I recently came across a piquant story about a police stand-off with an armed offender in East Vincent, Chester County, Pennsylvania, population 7000.
On Christmas Day last year, Nathaniel Lewis, following an altercation with his wife, locked himself in his house with a firearm. Subsequently things turned ugly as Mr Lewis started blasting away - luckily to no effect - at the police SWAT team called to the scene.
Come early Boxing Day, the impasse continued, although phone contact had been established. Then came a highly unusual request from Mr Lewis – he wanted to hear a rendition of White Christmas.
Now having just been target practice for Mr Lewis, the SWAT team could have been forgiven for thinking the gunman was just jerking their cord. But one of Chester County's finest decided at that stage anything was worth a shot, so to speak, and duly reeled off a faithful rendition of Bing Crosby's sentimental classic.
Nek minute, a subdued and remorseful Mr Lewis surrendered himself to the SWATs, and peace was restored to the neighbourhood without further ado.
Full credit to the SWATs. Instead of dismissing the left-field request out of hand, they were prepared to try something different, and came up trumps.
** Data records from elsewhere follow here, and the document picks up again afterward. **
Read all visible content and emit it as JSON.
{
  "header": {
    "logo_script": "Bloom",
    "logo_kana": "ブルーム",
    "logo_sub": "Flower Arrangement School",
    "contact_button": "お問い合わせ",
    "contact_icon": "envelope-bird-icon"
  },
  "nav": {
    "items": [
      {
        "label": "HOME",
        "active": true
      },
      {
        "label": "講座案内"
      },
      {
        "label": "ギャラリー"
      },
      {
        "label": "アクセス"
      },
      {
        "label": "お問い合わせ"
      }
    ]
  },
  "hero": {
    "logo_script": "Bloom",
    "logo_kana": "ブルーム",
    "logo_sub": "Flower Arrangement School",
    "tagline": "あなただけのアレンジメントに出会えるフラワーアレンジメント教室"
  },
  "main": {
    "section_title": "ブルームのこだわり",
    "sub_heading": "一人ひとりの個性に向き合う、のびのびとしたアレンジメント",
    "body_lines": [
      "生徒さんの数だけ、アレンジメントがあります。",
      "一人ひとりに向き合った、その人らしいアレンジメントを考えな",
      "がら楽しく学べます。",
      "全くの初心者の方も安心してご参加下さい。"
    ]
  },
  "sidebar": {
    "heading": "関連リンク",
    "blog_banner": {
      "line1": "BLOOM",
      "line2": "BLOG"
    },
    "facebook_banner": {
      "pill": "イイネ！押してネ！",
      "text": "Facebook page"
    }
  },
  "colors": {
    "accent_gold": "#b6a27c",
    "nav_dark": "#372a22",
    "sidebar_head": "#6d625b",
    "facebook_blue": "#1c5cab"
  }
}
Now the late and only partially lamented Piggy Muldoon had his fair share of faults, including trying to run New Zealand like a case-book communist Albania – for a National Party leader, a pretty rich proposition. But one thing he had a go at was trying to crack the bikie-gang cycle with work programmes and such like. In fact, he and the gangs seemed to have had a fair bit of the old sympatico.
At the tangi of former Black Power gang leader Abraham (Abe) Wharewaka-Topia, Abe's brothers spoke about his colourful past and dealings with Prime Minister Muldoon. "They were very, very similar," observed brother Charlie. Who knows, with Piggy's pugnacious temperament, perhaps he fancied himself tooling around on a "hog" in a leather jacket emblazoned with the legend "I ride with the Marxists".
Millions were eventually shelled out trying to haul gang miscreants back from the brink through various work and training programmes. Alas, while some ticked over for a while, and useful work got done, eventually too many of the dollars got hijacked for new pool tables and such for the gang HQs. But at least Muldoon tried something different, and maybe it's worth another crack.
Years later, we now not only still have an entrenched endemic gang culture, but also a rampant disenfranchised youth group culture. Numerically, it's not huge, but its consequences are. And underpinning the bulk of this collective dysfunction is a burgeoning drug crisis that per capita is one of the worst on the planet.
For decade upon decade, we've pursued the ubiquitous "war on drugs" approach that's not only spectacularly failed to curb drug use, but has also packed out the very gaols and correctional facilities that serve as the proverbial finishing schools of crime, eventually rippling through all social strata.
It's time to start singing White Christmas. We have to dare to start doing something radically different.
This story, you may recall, started out in Chester County, Pennsylvania. We have our own version of a "Chester County" right here, with poacher-turned-gamekeeper, ex local MP Chester Borrows now chairman of a Justice Advisory Group charged with formulating initiatives capable of cracking the relentless drug and incarceration cycle.
If even ex-cop Chester is now saying that we can't keep on doing the same old punitive stuff and expect different results, then maybe we really do need to be doing something different.
Along with other Working Groups, the Justice Advisory group has been chewing up a seven-figure sum roaming the country to canvass both perpetrators and victims of the current failed systems.
Let's hope its final report does actually dare to make recommendations capable of delivering the differences so desperately required.